**Directions**
Print out the data precisely as it appears here, with no pictures.

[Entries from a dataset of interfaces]
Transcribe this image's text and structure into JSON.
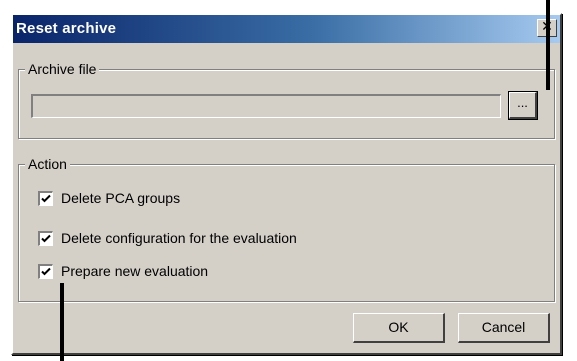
{
  "window": {
    "title": "Reset archive",
    "close_glyph": "✕"
  },
  "archive_group": {
    "legend": "Archive file",
    "path_value": "",
    "browse_label": "..."
  },
  "action_group": {
    "legend": "Action",
    "options": [
      {
        "label": "Delete PCA groups",
        "checked": true
      },
      {
        "label": "Delete configuration for the evaluation",
        "checked": true
      },
      {
        "label": "Prepare new evaluation",
        "checked": true
      }
    ]
  },
  "buttons": {
    "ok": "OK",
    "cancel": "Cancel"
  },
  "colors": {
    "dialog_face": "#d4d0c8",
    "titlebar_start": "#0a246a",
    "titlebar_end": "#a6caf0",
    "title_text": "#ffffff",
    "pointer_marker": "#000000"
  },
  "icons": {
    "close": "close-icon",
    "check": "checkmark-icon"
  }
}
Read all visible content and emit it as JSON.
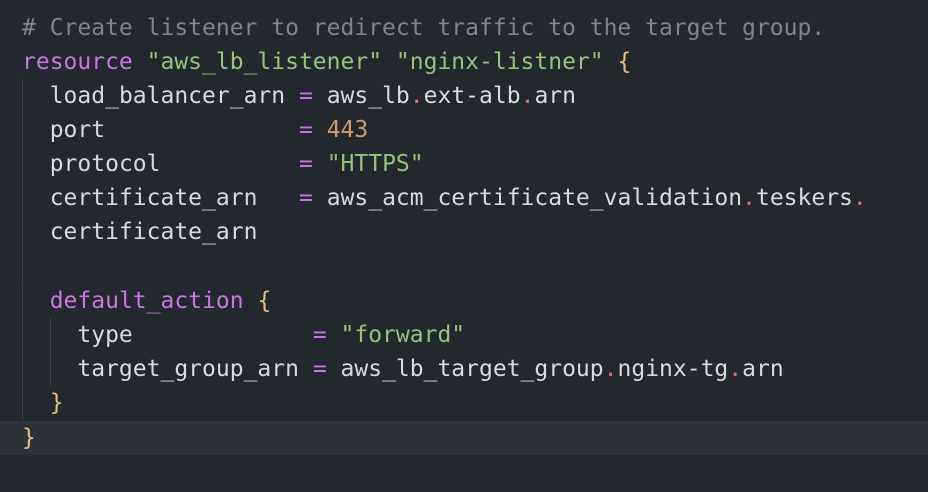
{
  "editor": {
    "colors": {
      "background": "#23272e",
      "active_line": "#2c313a",
      "comment": "#7f848e",
      "keyword": "#c678dd",
      "string": "#98c379",
      "number": "#d19a66",
      "brace": "#e5c07b",
      "dot": "#e06c75",
      "text": "#d7dae0"
    },
    "lines": [
      {
        "comment": "# Create listener to redirect traffic to the target group."
      },
      {
        "keyword": "resource",
        "s1": "\"aws_lb_listener\"",
        "s2": "\"nginx-listner\"",
        "brace": "{"
      },
      {
        "indent": "  ",
        "key": "load_balancer_arn",
        "pad": " ",
        "eq": "=",
        "v1": "aws_lb",
        "d1": ".",
        "v2": "ext-alb",
        "d2": ".",
        "v3": "arn"
      },
      {
        "indent": "  ",
        "key": "port",
        "pad": "              ",
        "eq": "=",
        "num": "443"
      },
      {
        "indent": "  ",
        "key": "protocol",
        "pad": "          ",
        "eq": "=",
        "str": "\"HTTPS\""
      },
      {
        "indent": "  ",
        "key": "certificate_arn",
        "pad": "   ",
        "eq": "=",
        "v1": "aws_acm_certificate_validation",
        "d1": ".",
        "v2": "teskers",
        "d2": "."
      },
      {
        "indent": "  ",
        "cont": "certificate_arn"
      },
      {
        "blank": ""
      },
      {
        "indent": "  ",
        "block": "default_action",
        "brace": "{"
      },
      {
        "indent": "    ",
        "key": "type",
        "pad": "             ",
        "eq": "=",
        "str": "\"forward\""
      },
      {
        "indent": "    ",
        "key": "target_group_arn",
        "pad": " ",
        "eq": "=",
        "v1": "aws_lb_target_group",
        "d1": ".",
        "v2": "nginx-tg",
        "d2": ".",
        "v3": "arn"
      },
      {
        "indent": "  ",
        "close": "}"
      },
      {
        "close": "}"
      }
    ]
  }
}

**Written response**
Transcribe this image's text and structure into JSON.
{
  "window": {
    "title": "Reset archive",
    "close_glyph": "✕"
  },
  "archive_group": {
    "legend": "Archive file",
    "path_value": "",
    "browse_label": "..."
  },
  "action_group": {
    "legend": "Action",
    "options": [
      {
        "label": "Delete PCA groups",
        "checked": true
      },
      {
        "label": "Delete configuration for the evaluation",
        "checked": true
      },
      {
        "label": "Prepare new evaluation",
        "checked": true
      }
    ]
  },
  "buttons": {
    "ok": "OK",
    "cancel": "Cancel"
  },
  "colors": {
    "dialog_face": "#d4d0c8",
    "titlebar_start": "#0a246a",
    "titlebar_end": "#a6caf0",
    "title_text": "#ffffff",
    "pointer_marker": "#000000"
  },
  "icons": {
    "close": "close-icon",
    "check": "checkmark-icon"
  }
}
Read all visible content and emit it as JSON.
{
  "editor": {
    "colors": {
      "background": "#23272e",
      "active_line": "#2c313a",
      "comment": "#7f848e",
      "keyword": "#c678dd",
      "string": "#98c379",
      "number": "#d19a66",
      "brace": "#e5c07b",
      "dot": "#e06c75",
      "text": "#d7dae0"
    },
    "lines": [
      {
        "comment": "# Create listener to redirect traffic to the target group."
      },
      {
        "keyword": "resource",
        "s1": "\"aws_lb_listener\"",
        "s2": "\"nginx-listner\"",
        "brace": "{"
      },
      {
        "indent": "  ",
        "key": "load_balancer_arn",
        "pad": " ",
        "eq": "=",
        "v1": "aws_lb",
        "d1": ".",
        "v2": "ext-alb",
        "d2": ".",
        "v3": "arn"
      },
      {
        "indent": "  ",
        "key": "port",
        "pad": "              ",
        "eq": "=",
        "num": "443"
      },
      {
        "indent": "  ",
        "key": "protocol",
        "pad": "          ",
        "eq": "=",
        "str": "\"HTTPS\""
      },
      {
        "indent": "  ",
        "key": "certificate_arn",
        "pad": "   ",
        "eq": "=",
        "v1": "aws_acm_certificate_validation",
        "d1": ".",
        "v2": "teskers",
        "d2": "."
      },
      {
        "indent": "  ",
        "cont": "certificate_arn"
      },
      {
        "blank": ""
      },
      {
        "indent": "  ",
        "block": "default_action",
        "brace": "{"
      },
      {
        "indent": "    ",
        "key": "type",
        "pad": "             ",
        "eq": "=",
        "str": "\"forward\""
      },
      {
        "indent": "    ",
        "key": "target_group_arn",
        "pad": " ",
        "eq": "=",
        "v1": "aws_lb_target_group",
        "d1": ".",
        "v2": "nginx-tg",
        "d2": ".",
        "v3": "arn"
      },
      {
        "indent": "  ",
        "close": "}"
      },
      {
        "close": "}"
      }
    ]
  }
}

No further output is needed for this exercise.